Is there a connection between “text neck” and neck pain??

Signs and Symptoms of Text Neck

•Instant upper back or neck pain when using a handheld device.

•Nagging or sharp pain in the neck or shoulders at the end of the day.

•General shoulder pain and tightness.

•Intermittent or constant headache made worse when looking down or using the computer.

Bad posture while texting can lead to spine problems, resulting in chronic neck pain, persistent shoulder pain, chronic back pain and the development of text neck. Over time, this slouching forward increases the wear and tear on your spine, and it can lead to spinal degeneration and spinal misalignment.

One study by Kenneth K. Hansraj, MD, Chief of Spine Surgery at New York Spine Surgery & Rehabilitation Medicine, revealed that when you look down at your smartphone, it is as if you are adding as much as 60 pounds of weight on your neck. This approximates the same weight as six grocery bags filled with food or four adult-sized bowling balls. It’s also equivalent to an 8-year-old child.


The first step you should take is limit how much time you are spending on your cell phone. Give yourself some restrictions when it comes to 

answering your texts or designate specific times each day. Keep these times to a minimum, which can help reduce how much pressure you are placing on your neck and spine.

The second way to prevent text neck is focusing on strengthening your core. Strong core muscles, which consist of your lower back and abdominal muscles, help support your upper body and neck. 

Because your core muscles don’t typically get enough of a workout with normal daily activities, specific exercises that target these mid-section muscles, are needed to be strengthened.

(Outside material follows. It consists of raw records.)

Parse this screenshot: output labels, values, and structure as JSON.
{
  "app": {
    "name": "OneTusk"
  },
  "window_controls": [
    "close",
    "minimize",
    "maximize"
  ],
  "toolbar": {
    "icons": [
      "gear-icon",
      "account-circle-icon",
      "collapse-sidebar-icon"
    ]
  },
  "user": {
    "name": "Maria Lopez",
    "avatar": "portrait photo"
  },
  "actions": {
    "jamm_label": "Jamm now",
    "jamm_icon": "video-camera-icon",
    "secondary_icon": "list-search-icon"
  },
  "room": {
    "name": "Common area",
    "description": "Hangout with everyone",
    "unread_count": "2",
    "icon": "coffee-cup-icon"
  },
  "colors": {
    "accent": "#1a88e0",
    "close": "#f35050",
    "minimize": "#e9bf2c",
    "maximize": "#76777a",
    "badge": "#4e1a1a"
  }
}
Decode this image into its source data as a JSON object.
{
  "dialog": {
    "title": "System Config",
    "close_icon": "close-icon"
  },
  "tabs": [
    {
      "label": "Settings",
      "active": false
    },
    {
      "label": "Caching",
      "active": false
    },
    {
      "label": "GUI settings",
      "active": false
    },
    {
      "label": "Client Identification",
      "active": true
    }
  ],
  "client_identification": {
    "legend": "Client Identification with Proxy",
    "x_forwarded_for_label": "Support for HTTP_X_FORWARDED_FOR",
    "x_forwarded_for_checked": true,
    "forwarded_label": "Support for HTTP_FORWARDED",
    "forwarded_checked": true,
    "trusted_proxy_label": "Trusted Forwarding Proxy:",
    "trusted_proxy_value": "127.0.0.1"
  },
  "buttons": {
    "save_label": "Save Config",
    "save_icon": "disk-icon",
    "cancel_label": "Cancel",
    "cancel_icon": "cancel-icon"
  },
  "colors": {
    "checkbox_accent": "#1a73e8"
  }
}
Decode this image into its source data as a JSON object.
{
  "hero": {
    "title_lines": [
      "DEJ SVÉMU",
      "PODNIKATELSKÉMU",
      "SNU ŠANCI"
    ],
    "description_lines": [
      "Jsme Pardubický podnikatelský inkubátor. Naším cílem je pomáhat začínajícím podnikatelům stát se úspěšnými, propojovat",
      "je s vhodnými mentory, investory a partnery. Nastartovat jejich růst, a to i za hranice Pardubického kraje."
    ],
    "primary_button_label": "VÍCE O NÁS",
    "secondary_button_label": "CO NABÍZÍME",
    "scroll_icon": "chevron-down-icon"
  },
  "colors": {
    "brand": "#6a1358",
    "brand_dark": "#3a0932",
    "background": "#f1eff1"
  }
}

Attempt to maintain proper posture throughout the day as much as possible. 

Think of the pelvis as a bucket of water, breath out and pull the pelvis up and back, keeping the pelvis level, also lengthen the spine by pushing the head back on the shoulders, keeping it off the chest. Twice daily stand with back against the wall, head on shoulders, pinch shoulders together. breathing in 5 seconds,breathing out 10 seconds keeping low back and head against the wall.  Repeat 5 reps.

STRENGTHEN upper back with therapeutic tubing 

GO To: scroll to strengthening shoulder muscles.  Do the 

exercise twice weekly.

Also scroll to lengthening shoulder muscles, complete Pectoralis stretching exercises holding 30 seconds, repeating 2-3 reps, twice weekly.

If one has upper back pain and difficulty maintaining proper posture, posture supports are available to wear through out the day For information 

GO TO:  click on orthopedic section.